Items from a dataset

= Beginning of Section =

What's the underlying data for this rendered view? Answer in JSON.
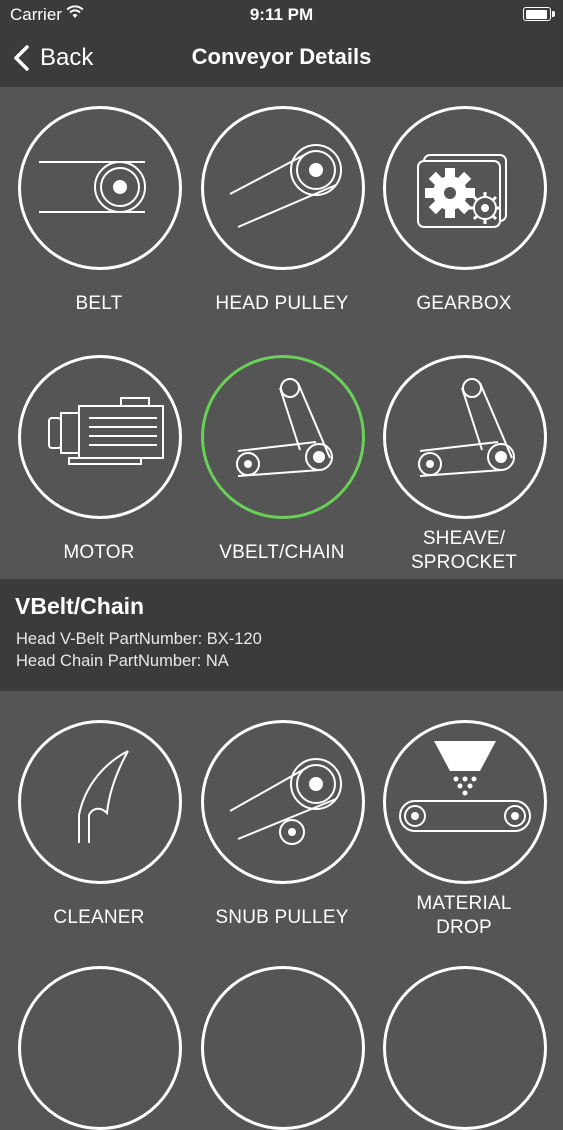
{
  "status_bar": {
    "carrier": "Carrier",
    "time": "9:11 PM",
    "battery_level": 1.0
  },
  "nav": {
    "back_label": "Back",
    "title": "Conveyor Details"
  },
  "row1": [
    {
      "label": "BELT",
      "icon": "belt-icon"
    },
    {
      "label": "HEAD PULLEY",
      "icon": "head-pulley-icon"
    },
    {
      "label": "GEARBOX",
      "icon": "gearbox-icon"
    }
  ],
  "row2": [
    {
      "label": "MOTOR",
      "icon": "motor-icon"
    },
    {
      "label": "VBELT/CHAIN",
      "icon": "vbelt-chain-icon",
      "selected": true
    },
    {
      "label_line1": "SHEAVE/",
      "label_line2": "SPROCKET",
      "icon": "sheave-sprocket-icon"
    }
  ],
  "detail": {
    "title": "VBelt/Chain",
    "line1": "Head V-Belt PartNumber: BX-120",
    "line2": "Head Chain PartNumber: NA"
  },
  "row3": [
    {
      "label": "CLEANER",
      "icon": "cleaner-icon"
    },
    {
      "label": "SNUB PULLEY",
      "icon": "snub-pulley-icon"
    },
    {
      "label_line1": "MATERIAL",
      "label_line2": "DROP",
      "icon": "material-drop-icon"
    }
  ],
  "colors": {
    "background": "#555555",
    "bars": "#3b3b3b",
    "selected_ring": "#69d157",
    "foreground": "#ffffff"
  }
}
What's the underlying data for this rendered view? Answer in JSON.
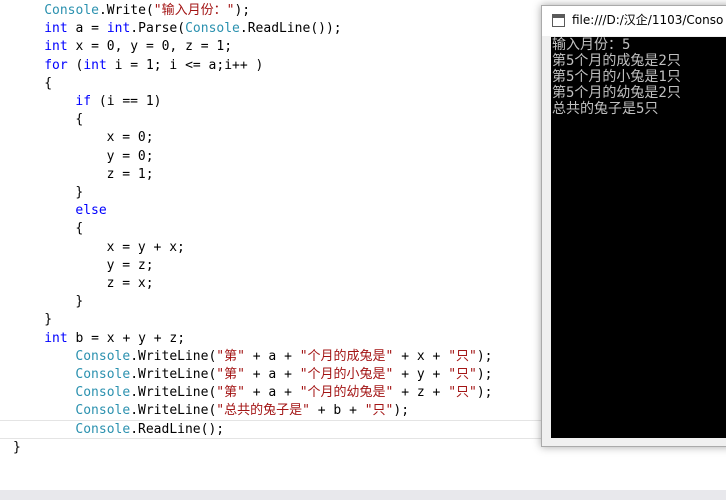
{
  "code": [
    {
      "indent": 4,
      "tokens": [
        {
          "t": "Console",
          "c": "ty"
        },
        {
          "t": ".Write(",
          "c": ""
        },
        {
          "t": "\"输入月份：\"",
          "c": "st"
        },
        {
          "t": ");",
          "c": ""
        }
      ]
    },
    {
      "indent": 4,
      "tokens": [
        {
          "t": "int",
          "c": "kw"
        },
        {
          "t": " a = ",
          "c": ""
        },
        {
          "t": "int",
          "c": "kw"
        },
        {
          "t": ".Parse(",
          "c": ""
        },
        {
          "t": "Console",
          "c": "ty"
        },
        {
          "t": ".ReadLine());",
          "c": ""
        }
      ]
    },
    {
      "indent": 4,
      "tokens": [
        {
          "t": "int",
          "c": "kw"
        },
        {
          "t": " x = 0, y = 0, z = 1;",
          "c": ""
        }
      ]
    },
    {
      "indent": 4,
      "tokens": [
        {
          "t": "for",
          "c": "kw"
        },
        {
          "t": " (",
          "c": ""
        },
        {
          "t": "int",
          "c": "kw"
        },
        {
          "t": " i = 1; i <= a;i++ )",
          "c": ""
        }
      ]
    },
    {
      "indent": 4,
      "tokens": [
        {
          "t": "{",
          "c": ""
        }
      ]
    },
    {
      "indent": 8,
      "tokens": [
        {
          "t": "if",
          "c": "kw"
        },
        {
          "t": " (i == 1)",
          "c": ""
        }
      ]
    },
    {
      "indent": 8,
      "tokens": [
        {
          "t": "{",
          "c": ""
        }
      ]
    },
    {
      "indent": 12,
      "tokens": [
        {
          "t": "x = 0;",
          "c": ""
        }
      ]
    },
    {
      "indent": 12,
      "tokens": [
        {
          "t": "y = 0;",
          "c": ""
        }
      ]
    },
    {
      "indent": 12,
      "tokens": [
        {
          "t": "z = 1;",
          "c": ""
        }
      ]
    },
    {
      "indent": 8,
      "tokens": [
        {
          "t": "}",
          "c": ""
        }
      ]
    },
    {
      "indent": 8,
      "tokens": [
        {
          "t": "else",
          "c": "kw"
        }
      ]
    },
    {
      "indent": 8,
      "tokens": [
        {
          "t": "{",
          "c": ""
        }
      ]
    },
    {
      "indent": 12,
      "tokens": [
        {
          "t": "x = y + x;",
          "c": ""
        }
      ]
    },
    {
      "indent": 12,
      "tokens": [
        {
          "t": "y = z;",
          "c": ""
        }
      ]
    },
    {
      "indent": 12,
      "tokens": [
        {
          "t": "z = x;",
          "c": ""
        }
      ]
    },
    {
      "indent": 8,
      "tokens": [
        {
          "t": "}",
          "c": ""
        }
      ]
    },
    {
      "indent": 4,
      "tokens": [
        {
          "t": "}",
          "c": ""
        }
      ]
    },
    {
      "indent": 4,
      "tokens": [
        {
          "t": "int",
          "c": "kw"
        },
        {
          "t": " b = x + y + z;",
          "c": ""
        }
      ]
    },
    {
      "indent": 8,
      "tokens": [
        {
          "t": "Console",
          "c": "ty"
        },
        {
          "t": ".WriteLine(",
          "c": ""
        },
        {
          "t": "\"第\"",
          "c": "st"
        },
        {
          "t": " + a + ",
          "c": ""
        },
        {
          "t": "\"个月的成兔是\"",
          "c": "st"
        },
        {
          "t": " + x + ",
          "c": ""
        },
        {
          "t": "\"只\"",
          "c": "st"
        },
        {
          "t": ");",
          "c": ""
        }
      ]
    },
    {
      "indent": 8,
      "tokens": [
        {
          "t": "Console",
          "c": "ty"
        },
        {
          "t": ".WriteLine(",
          "c": ""
        },
        {
          "t": "\"第\"",
          "c": "st"
        },
        {
          "t": " + a + ",
          "c": ""
        },
        {
          "t": "\"个月的小兔是\"",
          "c": "st"
        },
        {
          "t": " + y + ",
          "c": ""
        },
        {
          "t": "\"只\"",
          "c": "st"
        },
        {
          "t": ");",
          "c": ""
        }
      ]
    },
    {
      "indent": 8,
      "tokens": [
        {
          "t": "Console",
          "c": "ty"
        },
        {
          "t": ".WriteLine(",
          "c": ""
        },
        {
          "t": "\"第\"",
          "c": "st"
        },
        {
          "t": " + a + ",
          "c": ""
        },
        {
          "t": "\"个月的幼兔是\"",
          "c": "st"
        },
        {
          "t": " + z + ",
          "c": ""
        },
        {
          "t": "\"只\"",
          "c": "st"
        },
        {
          "t": ");",
          "c": ""
        }
      ]
    },
    {
      "indent": 8,
      "tokens": [
        {
          "t": "Console",
          "c": "ty"
        },
        {
          "t": ".WriteLine(",
          "c": ""
        },
        {
          "t": "\"总共的兔子是\"",
          "c": "st"
        },
        {
          "t": " + b + ",
          "c": ""
        },
        {
          "t": "\"只\"",
          "c": "st"
        },
        {
          "t": ");",
          "c": ""
        }
      ]
    },
    {
      "indent": 8,
      "tokens": [
        {
          "t": "Console",
          "c": "ty"
        },
        {
          "t": ".ReadLine();",
          "c": ""
        }
      ]
    },
    {
      "indent": 0,
      "tokens": [
        {
          "t": "}",
          "c": ""
        }
      ]
    }
  ],
  "console": {
    "title": "file:///D:/汉企/1103/Conso",
    "output": [
      "输入月份：5",
      "第5个月的成兔是2只",
      "第5个月的小兔是1只",
      "第5个月的幼兔是2只",
      "总共的兔子是5只"
    ]
  }
}
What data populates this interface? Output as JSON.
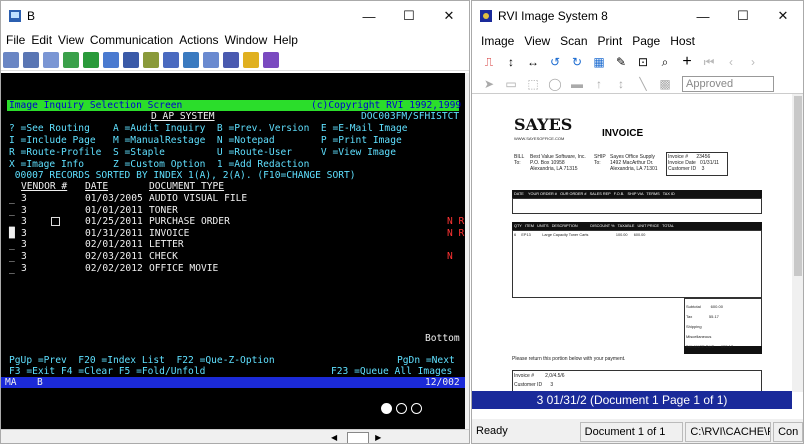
{
  "left_window": {
    "title": "B",
    "menu": [
      "File",
      "Edit",
      "View",
      "Communication",
      "Actions",
      "Window",
      "Help"
    ],
    "controls": {
      "minimize": "—",
      "maximize": "☐",
      "close": "✕"
    }
  },
  "terminal": {
    "header_left": "Image Inquiry Selection Screen",
    "header_right": "(c)Copyright RVI 1992,1999",
    "system": "D AP SYSTEM",
    "program": "DOC003FM/SFHISTCT",
    "options_lines": [
      "? =See Routing    A =Audit Inquiry  B =Prev. Version  E =E-Mail Image",
      "I =Include Page   M =ManualRestage  N =Notepad        P =Print Image",
      "R =Route-Profile  S =Staple         U =Route-User     V =View Image",
      "X =Image Info     Z =Custom Option  1 =Add Redaction"
    ],
    "records_line": " 00007 RECORDS SORTED BY INDEX 1(A), 2(A). (F10=CHANGE SORT)",
    "columns": {
      "vendor": "VENDOR #",
      "date": "DATE",
      "doc_type": "DOCUMENT TYPE"
    },
    "rows": [
      {
        "sel": "_",
        "vendor": "3",
        "date": "01/03/2005",
        "doc": "AUDIO VISUAL FILE",
        "flags": ""
      },
      {
        "sel": "_",
        "vendor": "3",
        "date": "01/01/2011",
        "doc": "TONER",
        "flags": ""
      },
      {
        "sel": "_",
        "vendor": "3",
        "date": "01/25/2011",
        "doc": "PURCHASE ORDER",
        "flags": "N R"
      },
      {
        "sel": "█",
        "vendor": "3",
        "date": "01/31/2011",
        "doc": "INVOICE",
        "flags": "N R"
      },
      {
        "sel": "_",
        "vendor": "3",
        "date": "02/01/2011",
        "doc": "LETTER",
        "flags": ""
      },
      {
        "sel": "_",
        "vendor": "3",
        "date": "02/03/2011",
        "doc": "CHECK",
        "flags": "N"
      },
      {
        "sel": "_",
        "vendor": "3",
        "date": "02/02/2012",
        "doc": "OFFICE MOVIE",
        "flags": ""
      }
    ],
    "bottom_label": "Bottom",
    "fkeys_line1_left": "PgUp =Prev  F20 =Index List  F22 =Que-Z-Option",
    "fkeys_line1_right": "PgDn =Next",
    "fkeys_line2_left": "F3 =Exit F4 =Clear F5 =Fold/Unfold",
    "fkeys_line2_right": "F23 =Queue All Images",
    "status_left": "MA",
    "status_session": "B",
    "status_right": "12/002"
  },
  "right_window": {
    "title": "RVI Image System 8",
    "menu": [
      "Image",
      "View",
      "Scan",
      "Print",
      "Page",
      "Host"
    ],
    "approved_placeholder": "Approved",
    "page_status": "3 01/31/2 (Document 1 Page 1 of 1)",
    "status_ready": "Ready",
    "status_doc": "Document 1 of 1",
    "status_path": "C:\\RVI\\CACHE\\PD",
    "status_con": "Con",
    "invoice": {
      "logo": "SAYES",
      "logo_sub": "WWW.SAYESOFFICE.COM",
      "title": "INVOICE",
      "bill_label": "BILL\nTo:",
      "bill_to": "Best Value Software, Inc.\nP.O. Box 10958\nAlexandria, LA 71315",
      "ship_label": "SHIP\nTo:",
      "ship_to": "Sayes Office Supply\n1492 MacArthur Dr.\nAlexandria, LA 71301",
      "meta": "Invoice #      23456\nInvoice Date   01/31/11\nCustomer ID    3",
      "order_headers": "DATE    YOUR ORDER #   OUR ORDER #   SALES REP   F.O.B.   SHIP VIA   TERMS   TAX ID",
      "item_headers": "QTY   ITEM   UNITS   DESCRIPTION            DISCOUNT %   TAXABLE   UNIT PRICE   TOTAL",
      "item_line": "6     EP13           Large Capacity Toner Carts                          100.00      600.00",
      "totals": "Subtotal         600.00\nTax               55.17\nShipping\nMiscellaneous\nBALANCE DUE      655.17",
      "footer": "Please return this portion below with your payment.",
      "footer_fields": "Invoice #        2,0/4.5/6\nCustomer ID      3"
    }
  }
}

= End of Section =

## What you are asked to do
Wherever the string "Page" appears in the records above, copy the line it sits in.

## Task result
      "I =Include Page   M =ManualRestage  N =Notepad        P =Print Image",
      "Page",
    "page_status": "3 01/31/2 (Document 1 Page 1 of 1)",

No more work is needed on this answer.